Some product news: across the company, we're looking closely at what we prioritize to increase our focus. We’re winding down digital collectibles (NFTs) for now to focus on other ways to support creators, people, and businesses. 🧵[1/5]— Stephane Kasriel (@skasriel) March 13, 2023
“We learned a tonne that we’ll be able to apply to products we’re continuing to build to support creators, people, and businesses on our apps, both today and in the metaverse,” says Kasriel, on the demise of Meta’s NFT experiment. “Let me be clear: creating opportunities for creators and businesses to connect with their fans and monetise remains a priority.” Instead of collectibles, this will apparently involve working on products such as Meta Pay, and new ways to earn revenue from Reels.
It’s unsurprising that Meta is having to make some sacrifices to chase its lofty goals. Reality Labs, its AR and VR division, lost a reported $13.7 billion last year, and Meta itself laid off about 13 per cent of its workforce (meaning 11,000 people) last November. Today, Mark Zuckerberg announced that the company is letting go of another 10,000 employees, and cancelling around 5,000 open job positions. Later this year, Meta’s so-called “Year of Efficiency” will see restructuring across the entire company.

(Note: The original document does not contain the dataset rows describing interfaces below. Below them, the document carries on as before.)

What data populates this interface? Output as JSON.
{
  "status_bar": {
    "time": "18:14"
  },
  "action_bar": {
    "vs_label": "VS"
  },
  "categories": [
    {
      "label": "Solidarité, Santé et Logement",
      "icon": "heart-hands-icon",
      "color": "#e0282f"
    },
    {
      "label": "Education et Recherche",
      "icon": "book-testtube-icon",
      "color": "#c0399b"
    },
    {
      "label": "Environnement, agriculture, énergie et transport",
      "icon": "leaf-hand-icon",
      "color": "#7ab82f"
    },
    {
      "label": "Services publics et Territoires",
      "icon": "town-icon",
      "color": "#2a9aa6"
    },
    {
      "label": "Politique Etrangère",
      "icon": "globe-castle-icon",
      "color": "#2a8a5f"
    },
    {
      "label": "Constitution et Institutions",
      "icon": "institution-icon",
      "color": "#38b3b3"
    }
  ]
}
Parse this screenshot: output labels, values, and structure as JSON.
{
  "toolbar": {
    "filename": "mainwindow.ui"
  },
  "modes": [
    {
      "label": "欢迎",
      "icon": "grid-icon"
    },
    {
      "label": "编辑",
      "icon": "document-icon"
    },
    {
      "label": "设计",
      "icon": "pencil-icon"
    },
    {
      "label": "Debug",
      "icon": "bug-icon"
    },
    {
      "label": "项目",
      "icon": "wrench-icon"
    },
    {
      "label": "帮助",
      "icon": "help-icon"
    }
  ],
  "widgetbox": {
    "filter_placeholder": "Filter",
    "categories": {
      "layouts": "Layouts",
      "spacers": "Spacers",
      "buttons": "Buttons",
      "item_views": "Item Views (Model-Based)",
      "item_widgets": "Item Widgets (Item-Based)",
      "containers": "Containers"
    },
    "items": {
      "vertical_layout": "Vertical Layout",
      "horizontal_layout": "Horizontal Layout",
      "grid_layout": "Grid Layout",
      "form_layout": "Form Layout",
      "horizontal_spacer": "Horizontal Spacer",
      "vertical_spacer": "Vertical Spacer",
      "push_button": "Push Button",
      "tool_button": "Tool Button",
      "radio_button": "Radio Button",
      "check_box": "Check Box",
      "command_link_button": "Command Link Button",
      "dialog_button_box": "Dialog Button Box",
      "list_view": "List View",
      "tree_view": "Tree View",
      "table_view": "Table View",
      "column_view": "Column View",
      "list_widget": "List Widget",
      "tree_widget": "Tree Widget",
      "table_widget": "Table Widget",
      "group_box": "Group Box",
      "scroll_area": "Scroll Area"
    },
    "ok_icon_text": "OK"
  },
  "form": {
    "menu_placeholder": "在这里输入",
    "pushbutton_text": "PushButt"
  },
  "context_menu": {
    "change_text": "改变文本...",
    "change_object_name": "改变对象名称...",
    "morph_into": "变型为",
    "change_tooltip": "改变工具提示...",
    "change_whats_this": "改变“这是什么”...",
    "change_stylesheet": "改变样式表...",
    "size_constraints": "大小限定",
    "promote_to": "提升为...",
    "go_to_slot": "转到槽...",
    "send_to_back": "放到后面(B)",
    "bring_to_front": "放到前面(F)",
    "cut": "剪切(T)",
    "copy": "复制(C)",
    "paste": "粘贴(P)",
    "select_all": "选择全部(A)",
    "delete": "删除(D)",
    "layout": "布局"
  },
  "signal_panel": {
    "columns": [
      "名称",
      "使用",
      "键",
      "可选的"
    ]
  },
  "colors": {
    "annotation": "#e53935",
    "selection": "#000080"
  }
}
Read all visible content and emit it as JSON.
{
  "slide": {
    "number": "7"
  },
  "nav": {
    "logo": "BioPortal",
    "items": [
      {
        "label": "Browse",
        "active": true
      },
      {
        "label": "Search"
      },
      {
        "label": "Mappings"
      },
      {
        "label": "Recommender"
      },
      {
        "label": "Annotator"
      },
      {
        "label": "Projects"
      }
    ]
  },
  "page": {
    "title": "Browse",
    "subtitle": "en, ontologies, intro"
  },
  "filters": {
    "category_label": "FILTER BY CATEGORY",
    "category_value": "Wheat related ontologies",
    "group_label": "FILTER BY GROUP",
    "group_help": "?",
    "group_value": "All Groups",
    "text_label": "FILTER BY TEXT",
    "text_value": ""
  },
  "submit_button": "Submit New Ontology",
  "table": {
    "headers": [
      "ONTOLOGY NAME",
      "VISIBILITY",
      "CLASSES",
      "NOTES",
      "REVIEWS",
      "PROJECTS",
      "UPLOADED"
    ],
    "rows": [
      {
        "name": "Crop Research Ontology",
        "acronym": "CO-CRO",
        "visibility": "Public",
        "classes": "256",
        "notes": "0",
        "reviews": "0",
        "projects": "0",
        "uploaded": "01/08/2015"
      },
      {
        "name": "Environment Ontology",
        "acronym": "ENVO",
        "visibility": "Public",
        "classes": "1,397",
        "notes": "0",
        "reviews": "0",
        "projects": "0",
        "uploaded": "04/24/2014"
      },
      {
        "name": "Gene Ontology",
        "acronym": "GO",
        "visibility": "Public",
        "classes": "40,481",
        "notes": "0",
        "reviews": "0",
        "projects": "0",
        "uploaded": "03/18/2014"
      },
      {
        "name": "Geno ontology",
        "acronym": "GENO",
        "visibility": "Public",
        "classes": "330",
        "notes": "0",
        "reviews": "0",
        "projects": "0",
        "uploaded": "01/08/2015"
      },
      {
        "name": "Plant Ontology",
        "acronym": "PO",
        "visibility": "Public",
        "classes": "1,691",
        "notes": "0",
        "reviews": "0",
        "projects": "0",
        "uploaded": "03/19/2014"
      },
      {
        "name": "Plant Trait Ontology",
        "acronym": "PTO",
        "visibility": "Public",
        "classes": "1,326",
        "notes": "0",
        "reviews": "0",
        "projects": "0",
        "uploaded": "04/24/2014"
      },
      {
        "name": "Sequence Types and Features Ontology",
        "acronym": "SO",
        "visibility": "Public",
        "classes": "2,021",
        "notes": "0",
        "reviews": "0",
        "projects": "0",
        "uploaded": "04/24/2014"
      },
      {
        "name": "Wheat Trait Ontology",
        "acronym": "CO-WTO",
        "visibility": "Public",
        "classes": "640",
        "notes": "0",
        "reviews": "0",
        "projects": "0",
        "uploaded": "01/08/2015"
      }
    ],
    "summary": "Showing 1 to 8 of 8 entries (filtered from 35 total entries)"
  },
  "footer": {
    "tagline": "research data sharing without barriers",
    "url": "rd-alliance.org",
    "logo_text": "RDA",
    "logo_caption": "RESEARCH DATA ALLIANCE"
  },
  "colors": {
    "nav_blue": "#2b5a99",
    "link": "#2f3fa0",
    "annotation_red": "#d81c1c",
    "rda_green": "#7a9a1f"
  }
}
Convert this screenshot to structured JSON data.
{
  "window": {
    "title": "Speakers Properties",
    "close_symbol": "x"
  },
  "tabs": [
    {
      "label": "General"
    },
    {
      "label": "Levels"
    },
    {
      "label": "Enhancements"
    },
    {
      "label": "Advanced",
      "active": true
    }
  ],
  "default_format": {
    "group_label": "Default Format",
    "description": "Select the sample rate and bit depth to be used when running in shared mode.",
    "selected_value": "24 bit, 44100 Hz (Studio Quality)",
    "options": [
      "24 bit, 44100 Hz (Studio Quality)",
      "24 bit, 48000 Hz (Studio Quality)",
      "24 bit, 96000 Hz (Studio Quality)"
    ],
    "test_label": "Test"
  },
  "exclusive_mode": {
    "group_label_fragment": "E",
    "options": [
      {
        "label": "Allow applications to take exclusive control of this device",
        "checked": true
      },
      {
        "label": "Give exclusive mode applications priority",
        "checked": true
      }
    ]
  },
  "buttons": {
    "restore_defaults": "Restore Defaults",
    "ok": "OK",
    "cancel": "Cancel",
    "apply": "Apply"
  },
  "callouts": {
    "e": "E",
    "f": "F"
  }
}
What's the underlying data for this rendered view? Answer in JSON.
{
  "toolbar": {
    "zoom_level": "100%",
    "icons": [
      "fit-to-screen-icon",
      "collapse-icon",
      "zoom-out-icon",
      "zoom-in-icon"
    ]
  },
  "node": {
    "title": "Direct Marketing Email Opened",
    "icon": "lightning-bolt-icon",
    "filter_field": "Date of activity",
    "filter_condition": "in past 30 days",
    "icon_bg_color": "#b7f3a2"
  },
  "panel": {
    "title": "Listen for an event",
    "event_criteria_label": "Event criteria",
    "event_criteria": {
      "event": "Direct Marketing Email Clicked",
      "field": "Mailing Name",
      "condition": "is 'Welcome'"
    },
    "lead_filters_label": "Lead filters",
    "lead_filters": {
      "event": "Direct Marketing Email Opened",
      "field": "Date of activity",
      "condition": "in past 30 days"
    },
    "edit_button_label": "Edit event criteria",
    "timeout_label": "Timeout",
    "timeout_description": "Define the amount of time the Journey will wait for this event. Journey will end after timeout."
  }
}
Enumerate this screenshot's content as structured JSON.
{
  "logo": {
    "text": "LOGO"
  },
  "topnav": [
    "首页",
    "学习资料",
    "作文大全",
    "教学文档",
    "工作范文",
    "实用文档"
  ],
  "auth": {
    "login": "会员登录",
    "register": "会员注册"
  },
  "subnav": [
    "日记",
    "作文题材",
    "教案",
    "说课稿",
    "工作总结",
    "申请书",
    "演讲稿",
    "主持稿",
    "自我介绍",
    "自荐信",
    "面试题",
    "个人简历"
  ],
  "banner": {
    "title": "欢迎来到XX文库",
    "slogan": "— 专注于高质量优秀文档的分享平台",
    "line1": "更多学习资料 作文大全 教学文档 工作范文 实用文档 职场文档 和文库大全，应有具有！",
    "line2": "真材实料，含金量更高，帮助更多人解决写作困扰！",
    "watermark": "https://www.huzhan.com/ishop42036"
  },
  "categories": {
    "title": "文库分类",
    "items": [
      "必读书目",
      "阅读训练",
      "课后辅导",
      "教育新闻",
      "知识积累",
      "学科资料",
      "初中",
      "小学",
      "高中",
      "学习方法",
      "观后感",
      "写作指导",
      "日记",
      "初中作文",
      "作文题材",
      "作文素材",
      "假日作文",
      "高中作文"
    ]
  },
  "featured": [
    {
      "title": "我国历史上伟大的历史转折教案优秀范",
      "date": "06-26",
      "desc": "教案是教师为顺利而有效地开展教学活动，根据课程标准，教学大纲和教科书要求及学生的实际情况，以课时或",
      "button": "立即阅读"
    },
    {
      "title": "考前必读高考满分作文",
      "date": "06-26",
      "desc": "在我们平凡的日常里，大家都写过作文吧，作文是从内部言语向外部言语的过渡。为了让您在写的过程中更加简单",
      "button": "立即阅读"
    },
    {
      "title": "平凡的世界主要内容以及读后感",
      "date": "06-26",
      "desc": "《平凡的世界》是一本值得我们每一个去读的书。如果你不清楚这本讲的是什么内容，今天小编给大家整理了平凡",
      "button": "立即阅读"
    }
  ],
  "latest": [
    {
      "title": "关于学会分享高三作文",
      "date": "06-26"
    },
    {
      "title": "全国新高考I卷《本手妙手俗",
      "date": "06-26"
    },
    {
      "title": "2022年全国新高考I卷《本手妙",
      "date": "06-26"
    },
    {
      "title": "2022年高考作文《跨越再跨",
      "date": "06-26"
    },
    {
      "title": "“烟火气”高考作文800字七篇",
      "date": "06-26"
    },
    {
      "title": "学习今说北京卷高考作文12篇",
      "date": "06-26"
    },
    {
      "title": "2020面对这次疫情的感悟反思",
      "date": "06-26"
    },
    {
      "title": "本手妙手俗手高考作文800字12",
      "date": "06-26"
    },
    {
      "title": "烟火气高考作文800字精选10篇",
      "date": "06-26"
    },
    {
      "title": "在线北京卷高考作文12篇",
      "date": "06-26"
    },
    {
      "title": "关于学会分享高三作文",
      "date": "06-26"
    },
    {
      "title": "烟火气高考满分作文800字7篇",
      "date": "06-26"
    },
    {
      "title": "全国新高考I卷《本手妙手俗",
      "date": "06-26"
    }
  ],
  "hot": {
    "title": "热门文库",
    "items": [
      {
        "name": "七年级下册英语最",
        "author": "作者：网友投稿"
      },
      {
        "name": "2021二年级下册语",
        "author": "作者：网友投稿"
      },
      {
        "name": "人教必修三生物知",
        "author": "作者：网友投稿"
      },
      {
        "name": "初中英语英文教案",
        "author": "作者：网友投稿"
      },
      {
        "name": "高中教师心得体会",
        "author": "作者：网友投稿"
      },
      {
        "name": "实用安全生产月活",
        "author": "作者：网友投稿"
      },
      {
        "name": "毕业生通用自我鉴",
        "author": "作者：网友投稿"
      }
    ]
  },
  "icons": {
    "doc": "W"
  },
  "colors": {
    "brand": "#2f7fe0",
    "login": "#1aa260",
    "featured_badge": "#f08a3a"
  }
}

It’s also not too surprising that collectible art was one of the first things to go. While hype for NFTs swept the internet in 2021, leaving a wave of random millionaires and over-eager auctioneers in its wake, it quickly dropped off, with a significant market crash in 2022. That isn’t to say that NFTs are completely dead and buried – modern art museums like the Pompidou and LACMA have even started collecting notable examples – but they’re definitely not at the top of Meta’s technocratic to-do list, either.